They’re also rather filling, I find.  They’d be great paired up with a simple green salad and glass of red wine.

stuffed date collage

Prosciutto Wrapped Stuffed Dates

If you can find proscuitto that is made from free range pigs, and not cured with nitrites but only with sea salt (as is necessary for some PDO/Protected Designation of Origin hams), that would be ideal.  You could also wrap the dates in natural bacon as well.  If you use bacon, only use half slices, and also use a well-soaked toothpick to hold it all together.

12 medjool dates
4 oz chevre or other fresh cheese
12 slices of prosciutto

Preheat the oven to 375F.

Take your dates and pit them by slicing into the date lengthwise, then spreading open the date and removing the pit.  They will look sort of butterflied at this point.

Stuff the dates with 1/2 tsp or so of cheese.  Make sure the cheese is all the way in the cavity of the date.  Close the halves of the date (some of the cheese may peek out a bit).

Roll up each date in a slice of prosciutto.  Set the dates in a baking pan – one with edges, so that any fat won’t spill out and into your oven – and bake them until the meat crisps, about 20 minutes.

Serves 6 an appetizer, 2 as a meal.

Making Mascarpone Cheese

mascarpone

This week I’m working on adapting a favorite carrot cake recipe to accommodate soaking the flour ahead of time. Soaking the flour will break down its phytic acid, making it more easily digestible. And while I was able to make other adjustments pretty easily, one sticking point was what to put on top of the cake.  The recipe calls for a cream cheese frosting, which is a perfect thing to put on a carrot cake, but it seems a shame to use a highly processed product like commercial cream cheese on top of this wonderfully earthy cake.   Fortunately, I was able to come up with an excellent solution: mascarpone cheese.

So, a little while ago, my friend Judith had a recipe of hers featured in one of the top slots on Foodbuzz.  Nearby was another featured recipe, this one for homemade mascarpone cheese.  I took a look at the recipe, and realized that I had found my solution right there!  Mascarpone is a little bit softer and creamier than cream cheese, but for my purposes, it’s perfect.

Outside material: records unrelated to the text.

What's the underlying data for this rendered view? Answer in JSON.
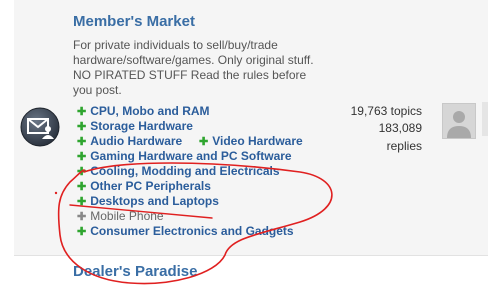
{
  "sections": [
    {
      "title": "Member's Market",
      "description": [
        "For private individuals to sell/buy/trade",
        "hardware/software/games. Only original stuff.",
        "NO PIRATED STUFF Read the rules before",
        "you post."
      ],
      "subforums": [
        "CPU, Mobo and RAM",
        "Storage Hardware",
        "Audio Hardware",
        "Video Hardware",
        "Gaming Hardware and PC Software",
        "Cooling, Modding and Electricals",
        "Other PC Peripherals",
        "Desktops and Laptops",
        "Mobile Phone",
        "Consumer Electronics and Gadgets"
      ],
      "topics": "19,763 topics",
      "replies_count": "183,089",
      "replies_label": "replies"
    },
    {
      "title": "Dealer's Paradise"
    }
  ],
  "colors": {
    "accent": "#3a6ea5",
    "link": "#2b5d9b",
    "plus": "#2fa52f",
    "annotation": "#e02020"
  },
  "icons": {
    "forum": "envelope-user-icon",
    "bullet": "plus-icon",
    "avatar": "default-avatar-icon"
  }
}
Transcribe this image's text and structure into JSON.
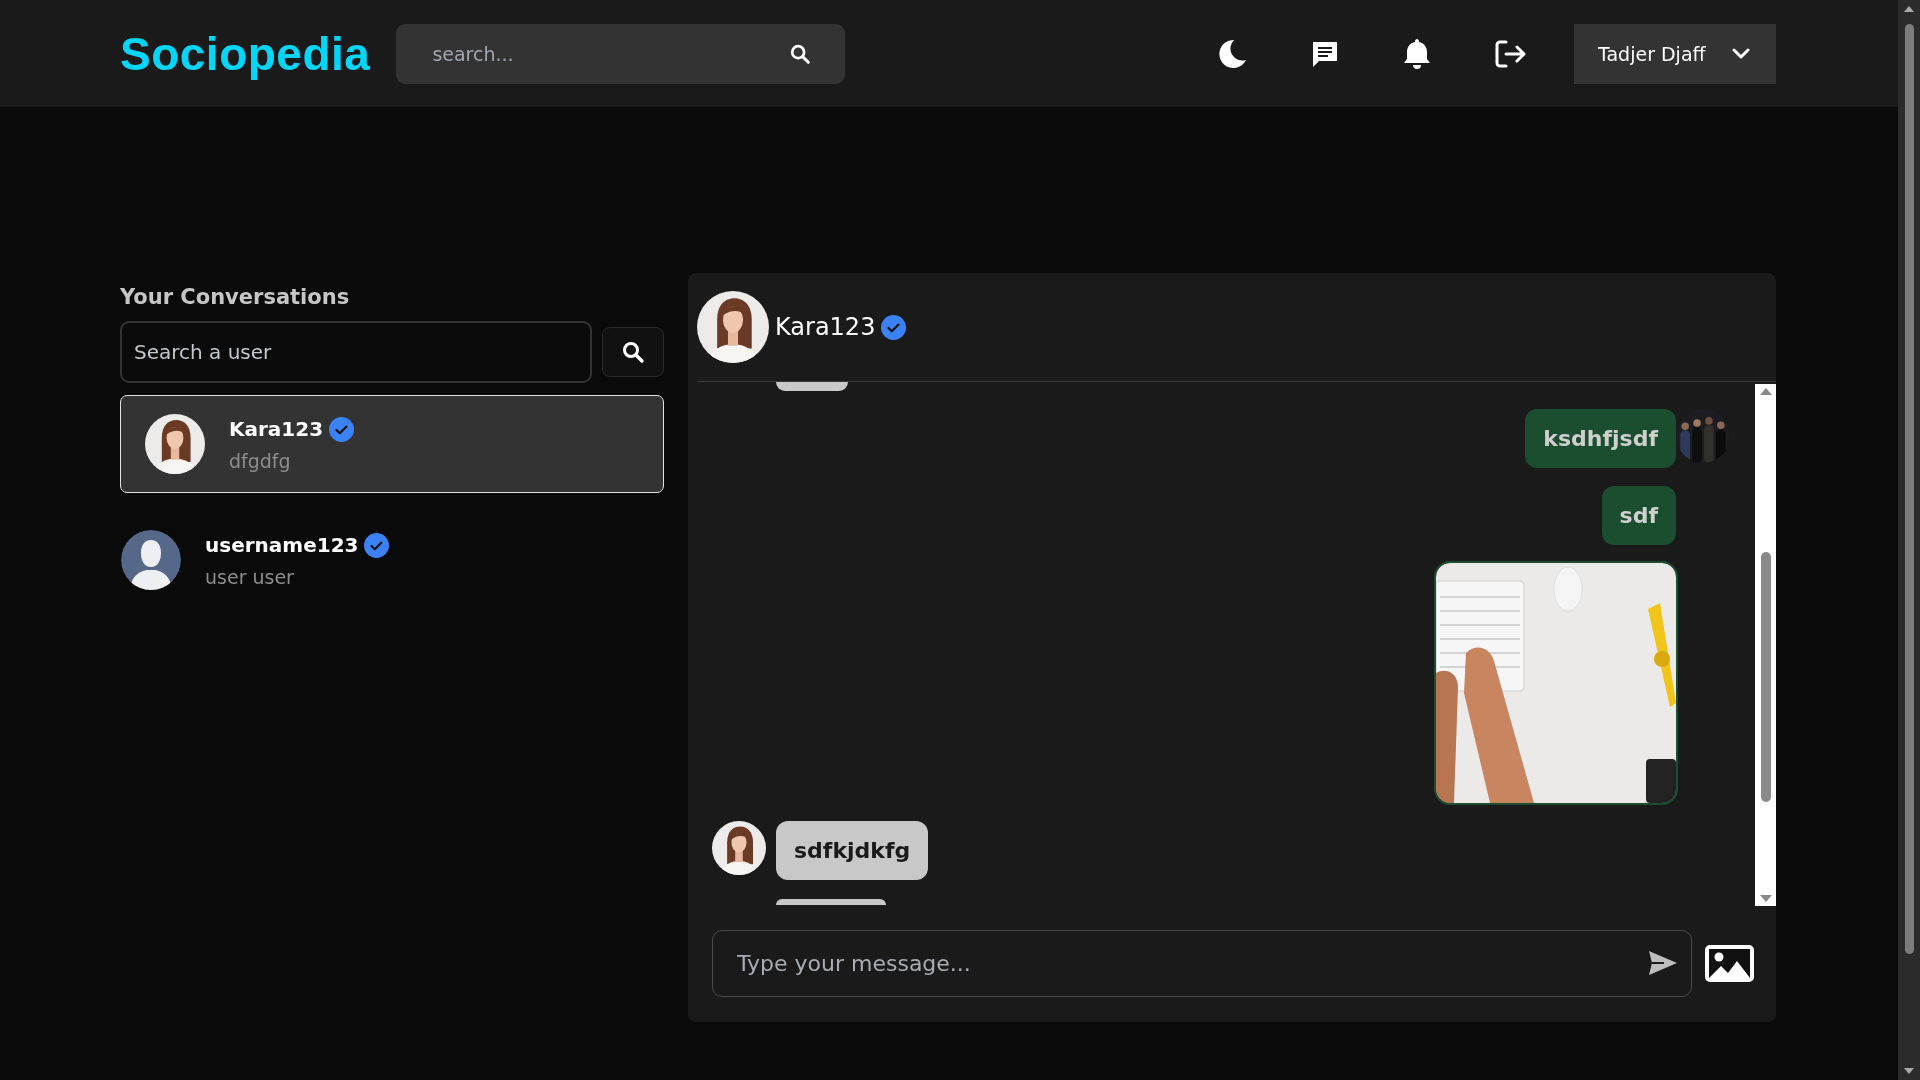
{
  "header": {
    "logo": "Sociopedia",
    "search": {
      "placeholder": "search..."
    },
    "user": {
      "name": "Tadjer Djaff"
    }
  },
  "conversations": {
    "title": "Your Conversations",
    "search": {
      "placeholder": "Search a user"
    },
    "items": [
      {
        "name": "Kara123",
        "preview": "dfgdfg",
        "verified": true,
        "selected": true
      },
      {
        "name": "username123",
        "preview": "user user",
        "verified": true,
        "kind": "default",
        "selected": false
      }
    ]
  },
  "chat": {
    "name": "Kara123",
    "verified": true,
    "messages": [
      {
        "kind": "clipped-top",
        "own": false
      },
      {
        "kind": "text",
        "own": true,
        "text": "ksdhfjsdf",
        "avatar": true
      },
      {
        "kind": "text",
        "own": true,
        "text": "sdf",
        "avatar": false
      },
      {
        "kind": "picture",
        "own": true,
        "avatar": false
      },
      {
        "kind": "text",
        "own": false,
        "text": "sdfkjdkfg",
        "avatar": true
      },
      {
        "kind": "clipped-bottom",
        "own": false
      }
    ],
    "input": {
      "placeholder": "Type your message..."
    }
  }
}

Making mascarpone at home takes a just little bit of time, and the process is pretty straightforward.  The resulting product is fresh, creamy, and delicious.  And you know exactly what you’re getting because you made it.

March 2010